At the same time, I started to realize that the network I had built for myself, and the professional circles that were working and collaborating together in my life, would not be there forever either. It was a slow acknowledgment process of all the variables I had with momentum in my life, and how my unique position might not last forever. If I wanted to make something of it, I needed to do it now.
Shortly thereafter, I became the CEO of Morphic Therapeutic, an early-stage biotech discovery company. And while I was not a discovery scientist, and their innovation was not in the wheelhouse of my specific expertise, I was not looking to re-create my tried-and-true experiences in later-stage clinical development and business development. This was about, as Confucius said, “…realizing we only have one life,” and building something important from scratch. This meant getting to the edge. It meant believing in a mission and giving it your all.
As I have reflected on this more, I have realized this was a very different experience than anything I remember from my 20s or 30s.
Call it a midlife crisis, but this “second journey” felt very different than the first.
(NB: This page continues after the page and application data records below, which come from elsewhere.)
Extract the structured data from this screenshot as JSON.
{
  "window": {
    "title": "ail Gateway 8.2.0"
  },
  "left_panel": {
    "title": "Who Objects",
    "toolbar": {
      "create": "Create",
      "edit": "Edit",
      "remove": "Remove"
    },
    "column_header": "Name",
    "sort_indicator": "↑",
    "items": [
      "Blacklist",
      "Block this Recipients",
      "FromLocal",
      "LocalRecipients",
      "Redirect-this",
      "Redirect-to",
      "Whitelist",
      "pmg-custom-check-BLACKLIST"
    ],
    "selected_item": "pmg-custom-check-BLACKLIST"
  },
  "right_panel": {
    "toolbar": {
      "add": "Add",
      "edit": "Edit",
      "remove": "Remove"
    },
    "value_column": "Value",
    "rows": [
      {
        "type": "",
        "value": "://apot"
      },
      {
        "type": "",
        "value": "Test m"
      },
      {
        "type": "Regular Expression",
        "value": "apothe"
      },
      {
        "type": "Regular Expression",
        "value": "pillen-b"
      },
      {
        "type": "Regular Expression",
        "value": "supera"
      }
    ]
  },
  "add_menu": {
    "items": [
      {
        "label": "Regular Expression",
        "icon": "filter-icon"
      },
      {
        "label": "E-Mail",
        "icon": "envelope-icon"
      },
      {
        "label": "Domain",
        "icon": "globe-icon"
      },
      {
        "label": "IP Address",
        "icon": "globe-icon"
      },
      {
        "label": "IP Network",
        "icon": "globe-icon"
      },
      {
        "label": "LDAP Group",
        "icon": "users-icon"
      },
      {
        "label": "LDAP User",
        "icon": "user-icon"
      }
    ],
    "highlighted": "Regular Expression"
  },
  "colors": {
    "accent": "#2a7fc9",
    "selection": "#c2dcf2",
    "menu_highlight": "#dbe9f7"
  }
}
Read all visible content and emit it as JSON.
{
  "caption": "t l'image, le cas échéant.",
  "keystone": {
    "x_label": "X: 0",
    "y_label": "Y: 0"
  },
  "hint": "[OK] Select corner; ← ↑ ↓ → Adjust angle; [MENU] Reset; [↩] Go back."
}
In the first one, in your twenties, it is much more about exploration. It’s about wonder and awe, imagining all the things you might one day do, and then trying as many of them as you can. It’s about spending time in a foreign country for a few months, or making friends just by sitting around and talking. Your twenties are a time when the future feels infinite, and you have almost no sense of when “the end of the road” will ever come.
The second journey, in your 40s and 50s, begins when you realize you’re not going to live forever (and perhaps not even that long)—which is exactly where I was when I joined Morphic. Rather than being morbid, it was revealing.
This second half of life asks us to be rebellious, but in a very different way from our youth. Instead of rebelling against social norms, rules, authority figures, or what have you, we are asked to rebel against risk itself. Everything looks risky. It’s the reason we default to what is predictable, and stick to long-term habits and routines, regardless of whether they’ve led to diminishing returns. It all seems very logical: why put everything you have on the line?
Because you can. Because the other option is to be bold, daring, and gutsy. Suddenly it doesn’t seem as much a choice—think back to who you admire.
They were far less concerned with holding on to what they have; making sure things stayed the same, and dared to push themselves to the edge of their skills again, and again.
I struggled to find a word that captures that second journey—but recently discovered “fallure.”
Jim Collins, author of Good to Great: Why Some Companies Make The Leap And Others Don’t, captures it in an article where he outlines the difference between “failure” and “fallure.” It’s called Hitting The Wall: Realizing That Vertical Limits Aren’t—and the difference is subtle, but important.
In “fallure,” he says, you still fail to get up the route but you never let go. Going for “fallure” means full, one-hundred percent commitment to go up, despite the odds against you. Sure, you might only have a twenty percent chance of actually pulling through. Or maybe you’ll surprise yourself, and be able to hang on at the very end longer than you thought (or long enough to pull through altogether). Either way, it doesn’t matter. Because as long as you keep pushing, you will continue learning about yourself and your potential.
Your first calling is one of exploration. The daring people we admire; we worship—their calling is something altogether different. That’s “fallure.”